A man charged with burglarizing 37 apartments around campus was sentenced this week to six years in prison.
Court documents showed that Kip Klages, 36, was indicted for burglary, tampering with evidence, attempted burglary and possessing criminal tools. He pleaded guilty to 11 of the 40 charges: nine counts of burglary and two counts of attempted burglary.
Klages targeted females and broke into their apartments using a master key. Investigators are not sure how he got the keys or why he did not usually steal any items.
The only stolen items recovered from Klages were a few cameras and a ring, said Brian Lacy, detective in the burglary unit for the Columbus Division of Police. One of the cameras that Klages stole had a photo that he took of himself immediately after the break-in.
Multiple attempts to reach Klages and his lawyer were unanswered.
Lacy’s team from the Strategic Response Bureau began their investigation of Klages after connecting a series of reported break-ins and were able to project where he would “strike again.”
“(Klages) had somewhat of a pattern, so we went ahead and anticipated what he would be possibly doing, and as it turned out, we were correct,” Lacy said.
Undercover police officers were surveilling the area when Klages tried to break into an apartment at 105 E. Norwich Ave. at about 6:15 a.m. Feb. 11, 2011. They observed Klages go down the apartment building stairwell and try to use a key to get in. A resident saw him through her peephole and called the police who were close by.
It was the fourth time that Klages had been to the apartment. Nicole Reyes, a fourth-year in biology, said he entered their apartment every Thursday about the same time. He went undetected the first two times.
Reyes and her roommates rationalized away the first incident. When they awoke, their bedroom doors were open, but they thought a guest had been looking for their bathroom.
The second time Klages entered the house, he woke up one of Reyes’ roommates by flashing a light in her face.
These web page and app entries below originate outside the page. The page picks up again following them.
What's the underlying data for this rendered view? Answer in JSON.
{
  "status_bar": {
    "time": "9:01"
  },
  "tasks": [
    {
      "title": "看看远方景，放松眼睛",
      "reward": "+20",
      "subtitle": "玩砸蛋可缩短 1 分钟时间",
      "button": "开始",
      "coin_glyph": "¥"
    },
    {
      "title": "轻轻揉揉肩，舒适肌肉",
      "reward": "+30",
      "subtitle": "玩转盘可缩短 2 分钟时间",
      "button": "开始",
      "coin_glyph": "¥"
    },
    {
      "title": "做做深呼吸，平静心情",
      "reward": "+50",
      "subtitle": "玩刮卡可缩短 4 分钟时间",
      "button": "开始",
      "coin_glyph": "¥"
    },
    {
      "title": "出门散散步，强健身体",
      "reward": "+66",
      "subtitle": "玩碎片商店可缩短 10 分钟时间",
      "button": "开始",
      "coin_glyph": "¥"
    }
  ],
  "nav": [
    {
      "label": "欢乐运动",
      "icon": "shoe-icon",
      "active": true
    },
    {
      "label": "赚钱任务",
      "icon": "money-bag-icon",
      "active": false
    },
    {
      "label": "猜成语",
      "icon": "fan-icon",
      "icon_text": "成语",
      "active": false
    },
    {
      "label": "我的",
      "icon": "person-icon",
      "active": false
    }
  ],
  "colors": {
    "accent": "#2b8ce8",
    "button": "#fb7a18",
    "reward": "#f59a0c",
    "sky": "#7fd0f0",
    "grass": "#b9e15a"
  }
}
This still did not assure them that they had been burglarized and rationed that another guest was using a flashlight to get around in the dark.
Regardless of their uncertainties, Reyes and her roommates changed the locks and put a deadbolt on the door. The next two times that Klages tried to enter their apartment he was unsuccessful.
On the last occasion, one of Reyes’ roommates was up late studying on the living room couch close to the front door. She heard Klages trying to use his key and ran to get her roommate, Camryn Robinson, a fourth-year in speech and hearing sciences, and then called 9-1-1.
“It was definitely a long month-and-a-half,” Robinson said.
Klages denied using a key in the door when being interviewed by police and said he was out jogging.
“He said he jogs a lot up and down High Street,” Lacy said. “I think his excuse for that day was that he was waiting on somebody for some work and that he was down in the stairwell because he was tying his shoe.”
Robinson and Reyes said they had anxiety issues even after he was arrested. They were not able to sleep during the 6 o’clock hour and described their emotions as scared, nervous and mad.
“I mean, this was very serious,” Lacy said. “(Klages was) going into people’s apartments and really scaring them. Whether he meant any harm or not, it changed their lives. I’m just glad we were able to apprehend him before he did anything else.”
Reyes said she thought he was facing more than 100 years in prison and was surprised that he only got six.
“We finally just got an email saying that he’s plead guilty but for only six years, which I feel like that’s not enough time,” Reyes said. “I don’t think because of this incident I’m ever going to get a basement apartment again.”
The Columbus Dispatch reported that the prosecution and defense recommended Klages sentence. Klages was credited with the 458 days he has spent in jail and will be eligible to apply for judicial release after six months.